Businesses are encouraged to register before Monday 12 April in order to access free tests until the end of June, even if they’re not yet open or are not able to start using the tests straight away.
30 million people receive first COVID-19 vaccine dose
More than 30 million people in the UK have received a first dose of the COVID-19 vaccine as the NHS prepares to administer millions of second doses in the coming weeks.
Around 57% of adults have received their first dose, which includes over 96% of people aged 60 years old and over. Everyone over 50 years old or those who are clinically vulnerable are urged to come forward for their vaccine as soon as possible.
As the drive to vaccinate people with second doses accelerates the total number of jabs administered overall is now more than 33 million.
Around 6% of the adult population have had their second doses so far and there will be a strong push over the coming weeks to give people their second jabs in line with the 12 week dose interval.
The rollout is continuing at pace and the UK is on track to achieve the Prime Minister’s target of offering all over-50s and the clinically vulnerable their first vaccine by 15 April, as well as all adults by the end of July.
Do you want to re-home items you don’t use? Join Tuesday Tables

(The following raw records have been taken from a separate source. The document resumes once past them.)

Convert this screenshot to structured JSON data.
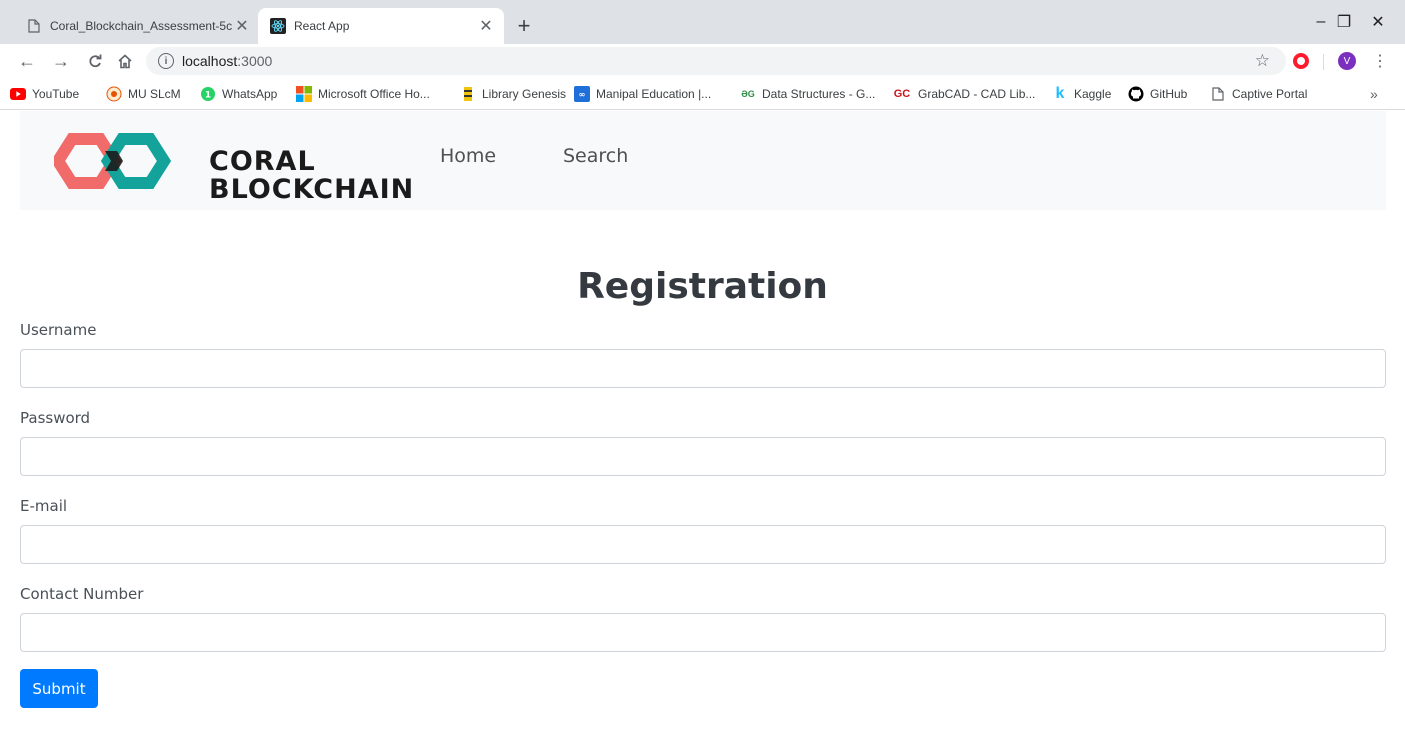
{
  "browser": {
    "tabs": [
      {
        "title": "Coral_Blockchain_Assessment-5c",
        "icon": "document-icon",
        "active": false
      },
      {
        "title": "React App",
        "icon": "react-icon",
        "active": true
      }
    ],
    "new_tab": "+",
    "window_controls": {
      "minimize": "–",
      "restore": "❐",
      "close": "✕"
    },
    "url": {
      "host": "localhost",
      "port": ":3000"
    }
  },
  "bookmarks": [
    {
      "label": "YouTube",
      "icon": "youtube-icon",
      "color": "#ff0000"
    },
    {
      "label": "MU SLcM",
      "icon": "mu-icon",
      "color": "#e65100"
    },
    {
      "label": "WhatsApp",
      "icon": "whatsapp-icon",
      "color": "#25d366"
    },
    {
      "label": "Microsoft Office Ho...",
      "icon": "microsoft-icon",
      "color": "#f25022"
    },
    {
      "label": "Library Genesis",
      "icon": "libgen-icon",
      "color": "#4a4a4a"
    },
    {
      "label": "Manipal Education |...",
      "icon": "manipal-icon",
      "color": "#1e6fd9"
    },
    {
      "label": "Data Structures - G...",
      "icon": "gfg-icon",
      "color": "#2f8d46"
    },
    {
      "label": "GrabCAD - CAD Lib...",
      "icon": "grabcad-icon",
      "color": "#c4161c"
    },
    {
      "label": "Kaggle",
      "icon": "kaggle-icon",
      "color": "#20beff"
    },
    {
      "label": "GitHub",
      "icon": "github-icon",
      "color": "#000000"
    },
    {
      "label": "Captive Portal",
      "icon": "document-icon",
      "color": "#5f6368"
    }
  ],
  "site": {
    "logo_line1": "CORAL",
    "logo_line2": "BLOCKCHAIN",
    "nav": [
      "Home",
      "Search"
    ],
    "colors": {
      "coral": "#f26b6b",
      "teal": "#14a39a",
      "primary": "#007bff"
    }
  },
  "form": {
    "title": "Registration",
    "fields": [
      {
        "label": "Username",
        "value": ""
      },
      {
        "label": "Password",
        "value": ""
      },
      {
        "label": "E-mail",
        "value": ""
      },
      {
        "label": "Contact Number",
        "value": ""
      }
    ],
    "submit": "Submit"
  }
}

The coronavirus lockdown has given many of us the chance to sort out those long forgotten corners of the loft or garage and have a good de-clutter ready for Spring.
And now communities across Devon have the chance to rehome those every-day items they no longer need simply by leaving them outside their front door every Tuesday, starting from 6 April.
It encourages people to pass on items they no longer need so that they can be used by someone that may benefit. All you have to do is put things you don’t want any more on your doorstep, in your front garden, or on your driveway every Tuesday – and let people know that you are taking part in ‘Tuesday Tables’. You can either display a makeshift sign saying FREE or you can download, print off and display one of the signs available on the Recycle Devon website.
Because coronavirus can be transmitted on hard surfaces, please quarantine items for three days in a garage or a box before the event to help keep everyone safe.
Please make sure that any items you leave for collection are not broken, dirty or potentially dangerous and are not on the pavement or road. And at the end of the day bring in whatever is not taken and maybe try a local Freecycle or Freeagle group, or list items as ‘free’ on Facebook marketplace or Gumtree – you will be surprised what people will come and collect when it’s free. If your road or local area has a social media group this is a great place to share which roads are taking part to build local interest.
For more information please visit the Recycle Devon website.
You can find local guidance and information about the impacts on our services on the Devon County Council website.